Back in the dark ages, when everyone had to come into the office all the time, you could walk around and glare at employees if they weren’t working hard enough. And what could they do, go work at the neighboring coal mine?
That was before we cared all that much about employee happiness and the employee experience. Then we walked around, making sure people were happy and focused on their work. We could see when Jane was never at her desk and when Steve was always in the office kitchen. We could detect unhappiness before it exploded (Or, at least, we like to imagine we could).
But today? Forty-three percent of American workers work at least some of the time remotely. Eighty-two percent of workers want to work at least some of the time remotely. People love it. But, how on earth do you operate as an employee relations specialist when you have no direct relationship with the employees?
Sure, it’s easy enough to have Slack and Zoom and whatever internal software you’ve developed to communicate with remote workers, but it’s a bit harder for employee relations people. It’s awkward if you just send an instant message saying, “Hey, this is Jane from HR. Just checking up on you!”
Yeah, that doesn’t work. So, the temptation may be to move into reactionary mode. When someone complains about a bad boss, sexual harassment, or an unfair raise, you investigate, mitigate and (we hope) fix the problems. But good employee relations professionals are proactive. It’s better to prevent sexual harassment than investigating it. It’s better to give fair raises in the first place, then to slap a Band Aid on the problem.
Here are some ideas on how you can do that with a remote workforce:
It seems basic, but make sure everyone knows who you are and what you can do for them. And make sure they know how to reach you. In an email, instant messages, or whatever system your company uses, your name should be “Employee Relations Jane Doe.” That means they can find you even when they’ve forgotten who you are.
Join in for the positive
When groups get together for face-to-face meetings, be present. If they are never all together, join in for virtual meetings. Always use your video camera for group meetings, even if others don’t. If the employees feel like they know you, they’ll speak to you more, and that will help you do more. Don’t just show up when someone needs a reprimand or to ask painful questions about the incident at the trade show. Be present! Even though you’re only virtual — be seen.
Ask what people need
All your usual tricks go away when everyone is remote. You can’t have lunch in the break room.
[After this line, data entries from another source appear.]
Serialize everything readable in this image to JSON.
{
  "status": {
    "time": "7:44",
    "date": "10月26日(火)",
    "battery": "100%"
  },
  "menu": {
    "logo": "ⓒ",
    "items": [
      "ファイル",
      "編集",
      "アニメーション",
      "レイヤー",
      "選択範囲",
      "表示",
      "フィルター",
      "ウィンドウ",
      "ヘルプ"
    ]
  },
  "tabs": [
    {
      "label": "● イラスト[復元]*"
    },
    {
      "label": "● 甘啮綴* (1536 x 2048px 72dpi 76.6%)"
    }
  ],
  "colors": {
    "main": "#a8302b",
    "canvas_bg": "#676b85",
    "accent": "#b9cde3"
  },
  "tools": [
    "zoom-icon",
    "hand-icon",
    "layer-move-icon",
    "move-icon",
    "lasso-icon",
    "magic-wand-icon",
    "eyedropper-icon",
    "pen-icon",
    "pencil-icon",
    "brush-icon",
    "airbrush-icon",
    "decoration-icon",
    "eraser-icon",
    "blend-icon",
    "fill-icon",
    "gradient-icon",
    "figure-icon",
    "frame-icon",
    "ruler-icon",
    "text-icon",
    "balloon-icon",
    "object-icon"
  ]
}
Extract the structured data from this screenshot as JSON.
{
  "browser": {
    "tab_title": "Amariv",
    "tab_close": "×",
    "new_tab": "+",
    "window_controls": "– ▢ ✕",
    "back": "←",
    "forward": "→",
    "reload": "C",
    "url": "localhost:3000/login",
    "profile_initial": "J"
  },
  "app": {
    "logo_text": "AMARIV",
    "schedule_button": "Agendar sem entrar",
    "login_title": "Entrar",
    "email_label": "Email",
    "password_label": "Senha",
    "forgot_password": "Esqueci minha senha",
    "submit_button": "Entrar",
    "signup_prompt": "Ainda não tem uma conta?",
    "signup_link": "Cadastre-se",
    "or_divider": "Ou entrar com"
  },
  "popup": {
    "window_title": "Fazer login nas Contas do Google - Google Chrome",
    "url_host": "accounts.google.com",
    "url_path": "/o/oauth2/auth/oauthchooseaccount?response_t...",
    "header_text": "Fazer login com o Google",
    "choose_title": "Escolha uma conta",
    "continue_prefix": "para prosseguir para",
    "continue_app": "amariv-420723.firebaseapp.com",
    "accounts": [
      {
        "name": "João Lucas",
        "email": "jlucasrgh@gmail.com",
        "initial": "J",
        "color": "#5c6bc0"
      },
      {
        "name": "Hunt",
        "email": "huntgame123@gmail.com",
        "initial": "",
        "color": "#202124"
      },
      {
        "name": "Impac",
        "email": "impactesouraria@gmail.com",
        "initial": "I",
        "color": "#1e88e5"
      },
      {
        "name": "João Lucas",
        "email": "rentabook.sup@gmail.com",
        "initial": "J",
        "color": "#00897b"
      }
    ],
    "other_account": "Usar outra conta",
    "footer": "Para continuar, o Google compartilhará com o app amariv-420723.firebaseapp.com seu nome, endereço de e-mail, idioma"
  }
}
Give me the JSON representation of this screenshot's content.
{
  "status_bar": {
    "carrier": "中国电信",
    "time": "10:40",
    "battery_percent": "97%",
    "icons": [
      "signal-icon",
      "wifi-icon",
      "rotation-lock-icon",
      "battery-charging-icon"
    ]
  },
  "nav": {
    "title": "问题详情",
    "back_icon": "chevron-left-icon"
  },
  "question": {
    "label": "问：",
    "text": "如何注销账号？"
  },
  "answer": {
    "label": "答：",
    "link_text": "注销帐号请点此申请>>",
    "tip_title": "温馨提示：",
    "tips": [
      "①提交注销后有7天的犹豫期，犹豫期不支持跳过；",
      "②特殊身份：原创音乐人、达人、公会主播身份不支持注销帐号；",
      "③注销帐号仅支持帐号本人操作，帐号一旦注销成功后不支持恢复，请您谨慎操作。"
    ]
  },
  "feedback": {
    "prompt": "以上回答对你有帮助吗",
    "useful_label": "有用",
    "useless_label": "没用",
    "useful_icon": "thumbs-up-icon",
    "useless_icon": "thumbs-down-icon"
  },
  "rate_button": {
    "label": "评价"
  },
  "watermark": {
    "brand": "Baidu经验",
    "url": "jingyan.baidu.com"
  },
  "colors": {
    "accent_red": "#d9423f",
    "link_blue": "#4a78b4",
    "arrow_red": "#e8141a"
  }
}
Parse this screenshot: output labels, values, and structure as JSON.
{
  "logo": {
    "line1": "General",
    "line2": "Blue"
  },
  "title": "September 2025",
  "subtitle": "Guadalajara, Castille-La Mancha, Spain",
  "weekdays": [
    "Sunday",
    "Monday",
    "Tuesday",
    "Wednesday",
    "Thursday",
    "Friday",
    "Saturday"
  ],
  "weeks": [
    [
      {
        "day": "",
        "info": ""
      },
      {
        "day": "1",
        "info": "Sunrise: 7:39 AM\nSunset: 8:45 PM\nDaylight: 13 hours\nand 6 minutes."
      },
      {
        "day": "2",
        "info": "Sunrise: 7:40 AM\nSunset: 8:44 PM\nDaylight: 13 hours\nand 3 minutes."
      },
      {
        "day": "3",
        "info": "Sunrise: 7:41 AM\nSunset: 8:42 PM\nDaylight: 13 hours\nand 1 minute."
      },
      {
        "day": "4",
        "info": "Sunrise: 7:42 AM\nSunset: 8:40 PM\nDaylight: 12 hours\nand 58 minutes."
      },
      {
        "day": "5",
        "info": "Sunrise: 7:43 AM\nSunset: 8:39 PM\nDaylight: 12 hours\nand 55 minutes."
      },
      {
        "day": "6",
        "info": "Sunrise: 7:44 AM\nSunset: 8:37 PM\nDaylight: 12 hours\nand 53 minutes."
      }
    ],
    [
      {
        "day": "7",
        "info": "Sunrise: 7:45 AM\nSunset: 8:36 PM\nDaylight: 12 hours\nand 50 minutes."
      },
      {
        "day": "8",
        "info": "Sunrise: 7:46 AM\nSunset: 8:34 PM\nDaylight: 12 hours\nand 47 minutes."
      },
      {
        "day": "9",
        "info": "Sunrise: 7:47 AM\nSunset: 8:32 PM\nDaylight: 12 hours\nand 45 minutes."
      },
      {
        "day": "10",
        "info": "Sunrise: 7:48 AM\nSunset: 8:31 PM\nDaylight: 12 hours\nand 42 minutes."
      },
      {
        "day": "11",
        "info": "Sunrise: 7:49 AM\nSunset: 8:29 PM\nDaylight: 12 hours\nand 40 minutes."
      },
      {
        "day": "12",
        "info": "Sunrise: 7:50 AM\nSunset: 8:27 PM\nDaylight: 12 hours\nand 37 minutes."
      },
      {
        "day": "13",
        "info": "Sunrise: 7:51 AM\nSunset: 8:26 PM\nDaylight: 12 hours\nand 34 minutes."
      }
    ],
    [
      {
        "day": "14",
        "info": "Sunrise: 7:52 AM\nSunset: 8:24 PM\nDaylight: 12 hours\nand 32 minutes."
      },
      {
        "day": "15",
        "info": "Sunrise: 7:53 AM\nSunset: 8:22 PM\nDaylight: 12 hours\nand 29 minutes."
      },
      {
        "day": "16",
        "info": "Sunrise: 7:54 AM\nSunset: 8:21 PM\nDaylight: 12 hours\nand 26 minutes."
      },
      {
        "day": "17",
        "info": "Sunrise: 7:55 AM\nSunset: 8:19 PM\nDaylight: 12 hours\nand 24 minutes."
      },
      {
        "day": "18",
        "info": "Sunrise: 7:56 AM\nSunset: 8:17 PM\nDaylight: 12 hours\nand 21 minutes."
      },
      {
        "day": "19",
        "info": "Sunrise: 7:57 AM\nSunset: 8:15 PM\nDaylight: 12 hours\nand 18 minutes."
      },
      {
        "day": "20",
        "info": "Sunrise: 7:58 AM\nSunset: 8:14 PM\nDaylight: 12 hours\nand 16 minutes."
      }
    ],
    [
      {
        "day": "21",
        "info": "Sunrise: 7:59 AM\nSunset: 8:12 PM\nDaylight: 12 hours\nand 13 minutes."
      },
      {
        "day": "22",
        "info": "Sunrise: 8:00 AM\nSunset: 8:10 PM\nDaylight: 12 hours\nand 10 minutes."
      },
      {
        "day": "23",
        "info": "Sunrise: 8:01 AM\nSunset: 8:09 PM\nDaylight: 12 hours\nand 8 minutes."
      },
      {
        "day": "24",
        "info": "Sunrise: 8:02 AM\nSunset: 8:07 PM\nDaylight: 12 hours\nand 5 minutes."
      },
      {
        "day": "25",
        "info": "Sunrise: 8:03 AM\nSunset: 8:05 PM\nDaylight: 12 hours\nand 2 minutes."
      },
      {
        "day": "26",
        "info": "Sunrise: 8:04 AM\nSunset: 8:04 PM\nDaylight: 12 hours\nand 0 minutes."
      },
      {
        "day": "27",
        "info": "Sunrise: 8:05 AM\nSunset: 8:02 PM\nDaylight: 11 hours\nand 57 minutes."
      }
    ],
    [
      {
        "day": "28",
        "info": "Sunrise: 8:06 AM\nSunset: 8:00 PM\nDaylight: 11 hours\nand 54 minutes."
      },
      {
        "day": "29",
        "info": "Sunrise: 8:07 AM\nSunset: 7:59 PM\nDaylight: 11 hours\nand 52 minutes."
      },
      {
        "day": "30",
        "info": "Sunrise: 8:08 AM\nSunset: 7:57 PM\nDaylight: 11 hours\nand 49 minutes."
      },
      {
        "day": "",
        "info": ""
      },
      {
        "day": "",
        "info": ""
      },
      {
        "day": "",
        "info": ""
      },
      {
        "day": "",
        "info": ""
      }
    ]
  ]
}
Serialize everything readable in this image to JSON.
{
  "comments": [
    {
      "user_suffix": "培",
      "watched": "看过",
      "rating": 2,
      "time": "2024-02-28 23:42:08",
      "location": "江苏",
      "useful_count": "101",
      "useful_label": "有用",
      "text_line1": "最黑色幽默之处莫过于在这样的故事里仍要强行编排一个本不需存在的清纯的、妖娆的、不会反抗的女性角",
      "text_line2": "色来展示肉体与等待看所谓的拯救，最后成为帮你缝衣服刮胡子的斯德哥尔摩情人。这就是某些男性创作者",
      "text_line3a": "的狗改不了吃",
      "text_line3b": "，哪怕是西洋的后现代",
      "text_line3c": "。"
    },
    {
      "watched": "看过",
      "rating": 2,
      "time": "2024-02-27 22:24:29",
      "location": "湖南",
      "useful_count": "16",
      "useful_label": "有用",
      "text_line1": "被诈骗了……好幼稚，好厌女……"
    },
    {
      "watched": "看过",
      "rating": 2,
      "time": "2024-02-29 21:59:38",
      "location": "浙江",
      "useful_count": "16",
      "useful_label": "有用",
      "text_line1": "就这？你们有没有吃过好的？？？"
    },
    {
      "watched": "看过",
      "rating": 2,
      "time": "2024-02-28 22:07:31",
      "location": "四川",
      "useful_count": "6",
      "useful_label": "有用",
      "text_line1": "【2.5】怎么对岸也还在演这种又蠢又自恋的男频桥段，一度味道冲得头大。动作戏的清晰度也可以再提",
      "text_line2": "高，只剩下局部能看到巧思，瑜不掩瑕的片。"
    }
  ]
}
You can’t have a group yoga classes. You’re limited. But, employees love working from home and so, that’s a bonus. Ask what would make their jobs easier and work to get that implemented.
Of course, remote work isn’t the only way to have a flexible workplace. Not all jobs can be done from home, some people hate it, and those numbers above — they include people who work from home from time to time. Don’t use remote workers as an excuse to avoid the people in the office.
And should you be remote? You should be wherever the people are. If everyone is remote, sit on your couch with your cat and your laptop.
But, if people are in the office more often than not, you better be there as well. Remember, your job is to make everyone else’s job better. Keep in mind, though, you need to keep yourself balanced as well. Take the chance to have a flexible schedule and telecommute from time to time. Set a good example. That’s one of the best things you can do.
Suzanne Lucas is a freelance writer who spent 10 years in corporate human resources, where she hired, fired, managed the numbers, and double-checked with the lawyers. She's sure not evil. She's super nice! Learn more about her at www.evilhrlady.org and email her directly for decidedly unevil advice.